Exercise data
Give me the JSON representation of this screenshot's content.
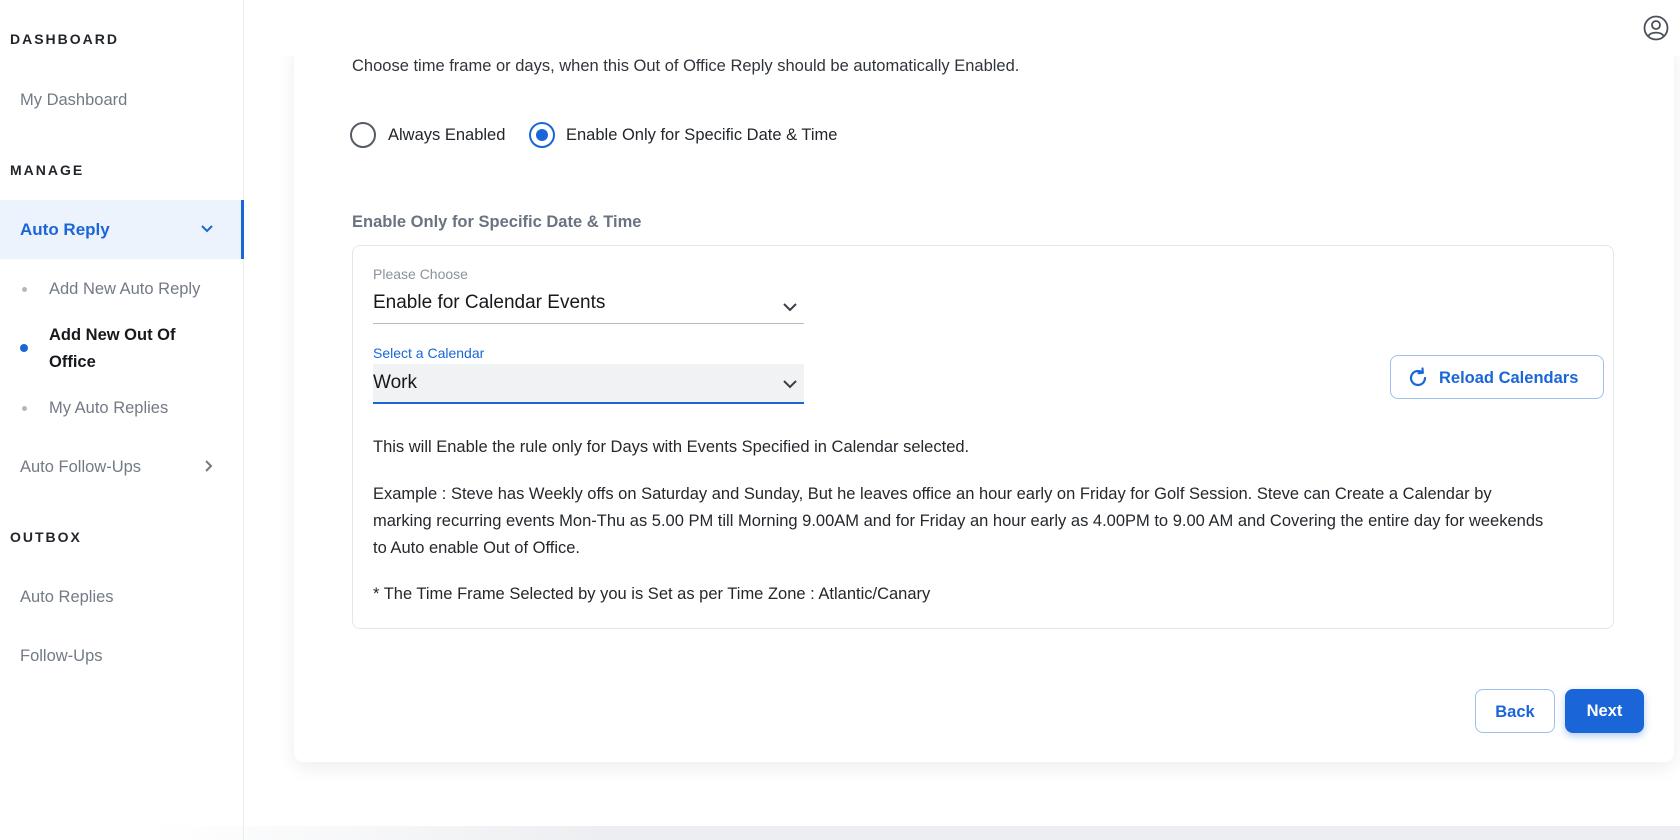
{
  "sidebar": {
    "dashboard_title": "DASHBOARD",
    "my_dashboard": "My Dashboard",
    "manage_title": "MANAGE",
    "auto_reply": "Auto Reply",
    "sub_items": [
      "Add New Auto Reply",
      "Add New Out Of Office",
      "My Auto Replies"
    ],
    "auto_follow_ups": "Auto Follow-Ups",
    "outbox_title": "OUTBOX",
    "auto_replies": "Auto Replies",
    "follow_ups": "Follow-Ups"
  },
  "main": {
    "intro": "Choose time frame or days, when this Out of Office Reply should be automatically Enabled.",
    "radio_options": [
      "Always Enabled",
      "Enable Only for Specific Date & Time"
    ],
    "selected_radio": "Enable Only for Specific Date & Time",
    "section_heading": "Enable Only for Specific Date & Time",
    "choose_label": "Please Choose",
    "choose_value": "Enable for Calendar Events",
    "calendar_label": "Select a Calendar",
    "calendar_value": "Work",
    "reload_label": "Reload Calendars",
    "info_text": "This will Enable the rule only for Days with Events Specified in Calendar selected.",
    "example_text": "Example : Steve has Weekly offs on Saturday and Sunday, But he leaves office an hour early on Friday for Golf Session. Steve can Create a Calendar by marking recurring events Mon-Thu as 5.00 PM till Morning 9.00AM and for Friday an hour early as 4.00PM to 9.00 AM and Covering the entire day for weekends to Auto enable Out of Office.",
    "timezone_text": "* The Time Frame Selected by you is Set as per Time Zone : Atlantic/Canary",
    "back_label": "Back",
    "next_label": "Next"
  },
  "colors": {
    "accent": "#1a66d8",
    "active_bg": "#edf3fc"
  }
}
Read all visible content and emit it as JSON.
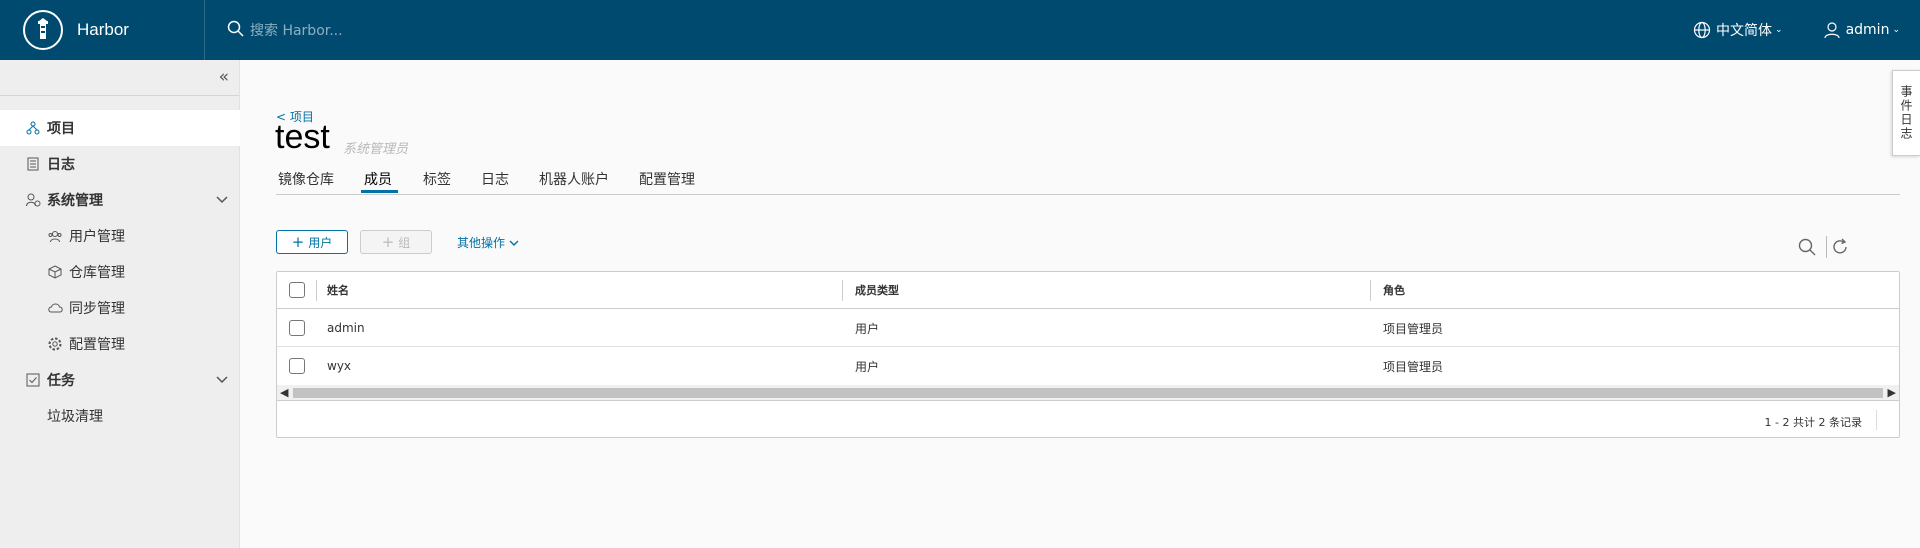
{
  "header": {
    "brand": "Harbor",
    "search_placeholder": "搜索 Harbor...",
    "language": "中文简体",
    "user": "admin"
  },
  "sidebar": {
    "items": [
      {
        "label": "项目",
        "icon": "projects-icon"
      },
      {
        "label": "日志",
        "icon": "logs-icon"
      },
      {
        "label": "系统管理",
        "icon": "system-admin-icon"
      },
      {
        "label": "用户管理",
        "icon": "users-icon"
      },
      {
        "label": "仓库管理",
        "icon": "registry-icon"
      },
      {
        "label": "同步管理",
        "icon": "replication-icon"
      },
      {
        "label": "配置管理",
        "icon": "config-gear-icon"
      },
      {
        "label": "任务",
        "icon": "tasks-icon"
      },
      {
        "label": "垃圾清理",
        "icon": ""
      }
    ]
  },
  "breadcrumb": "< 项目",
  "project": {
    "title": "test",
    "role": "系统管理员"
  },
  "tabs": [
    "镜像仓库",
    "成员",
    "标签",
    "日志",
    "机器人账户",
    "配置管理"
  ],
  "toolbar": {
    "add_user": "用户",
    "add_group": "组",
    "other_actions": "其他操作"
  },
  "table": {
    "columns": [
      "姓名",
      "成员类型",
      "角色"
    ],
    "rows": [
      {
        "name": "admin",
        "type": "用户",
        "role": "项目管理员"
      },
      {
        "name": "wyx",
        "type": "用户",
        "role": "项目管理员"
      }
    ],
    "footer": "1 - 2 共计 2 条记录"
  },
  "event_panel": "事件日志",
  "colors": {
    "header_bg": "#004a70",
    "accent": "#0072a3"
  }
}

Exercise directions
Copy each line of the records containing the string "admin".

Task response
    "user": "admin"
        "icon": "system-admin-icon"
        "name": "admin",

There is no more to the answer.